• WHAT TO PRODUCE:
A faithful retyping of every entry below is wanted, with images left out.

• DATASET EXCERPTS:
- Opening Delimiter -

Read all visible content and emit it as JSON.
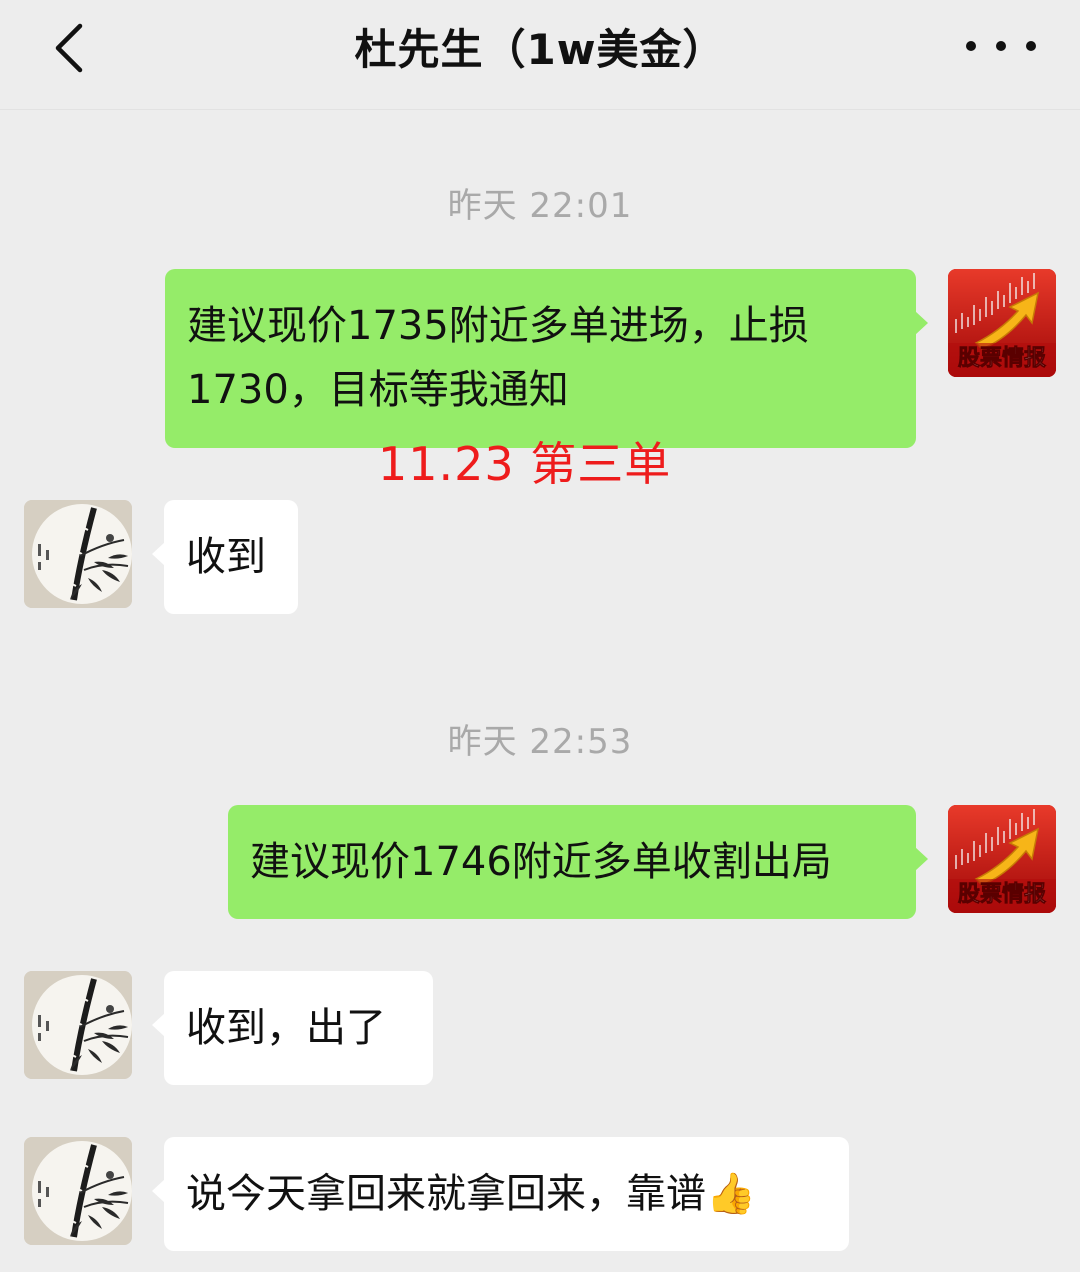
{
  "header": {
    "back_icon": "chevron-left-icon",
    "title": "杜先生（1w美金）",
    "more_icon": "more-horizontal-icon"
  },
  "messages": [
    {
      "type": "timestamp",
      "text": "昨天 22:01"
    },
    {
      "type": "outgoing",
      "sender_avatar": "股票情报",
      "text_line1": "建议现价1735附近多单进场，止损",
      "text_line2": "1730，目标等我通知"
    },
    {
      "type": "annotation",
      "text": "11.23  第三单",
      "color": "#ee1c1c"
    },
    {
      "type": "incoming",
      "text": "收到"
    },
    {
      "type": "timestamp",
      "text": "昨天 22:53"
    },
    {
      "type": "outgoing",
      "sender_avatar": "股票情报",
      "text": "建议现价1746附近多单收割出局"
    },
    {
      "type": "incoming",
      "text": "收到，出了"
    },
    {
      "type": "incoming",
      "text": "说今天拿回来就拿回来，靠谱",
      "emoji": "👍"
    }
  ],
  "colors": {
    "background": "#ededed",
    "outgoing_bubble": "#95ec69",
    "incoming_bubble": "#ffffff",
    "timestamp": "#a9a9a9",
    "stock_avatar": "#c81010"
  }
}
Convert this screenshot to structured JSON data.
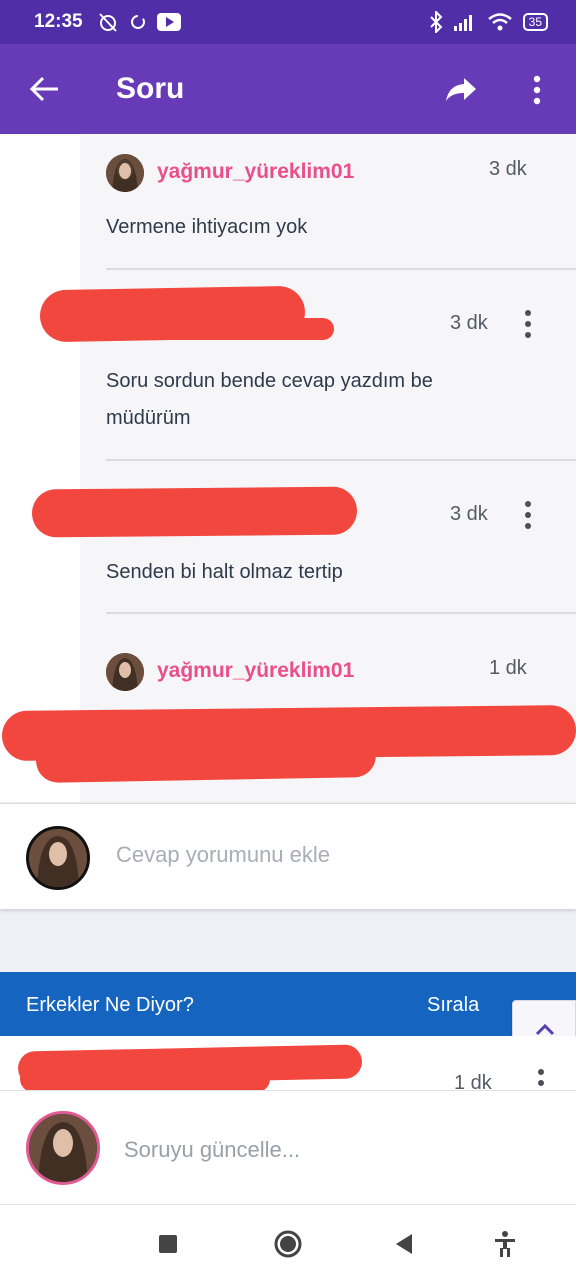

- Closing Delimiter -

• REPLY TO THE EXERCISE:
Read all visible content and emit it as JSON.
{
  "header": {
    "back_icon": "chevron-left-icon",
    "title": "杜先生（1w美金）",
    "more_icon": "more-horizontal-icon"
  },
  "messages": [
    {
      "type": "timestamp",
      "text": "昨天 22:01"
    },
    {
      "type": "outgoing",
      "sender_avatar": "股票情报",
      "text_line1": "建议现价1735附近多单进场，止损",
      "text_line2": "1730，目标等我通知"
    },
    {
      "type": "annotation",
      "text": "11.23  第三单",
      "color": "#ee1c1c"
    },
    {
      "type": "incoming",
      "text": "收到"
    },
    {
      "type": "timestamp",
      "text": "昨天 22:53"
    },
    {
      "type": "outgoing",
      "sender_avatar": "股票情报",
      "text": "建议现价1746附近多单收割出局"
    },
    {
      "type": "incoming",
      "text": "收到，出了"
    },
    {
      "type": "incoming",
      "text": "说今天拿回来就拿回来，靠谱",
      "emoji": "👍"
    }
  ],
  "colors": {
    "background": "#ededed",
    "outgoing_bubble": "#95ec69",
    "incoming_bubble": "#ffffff",
    "timestamp": "#a9a9a9",
    "stock_avatar": "#c81010"
  }
}
Convert this screenshot to structured JSON data.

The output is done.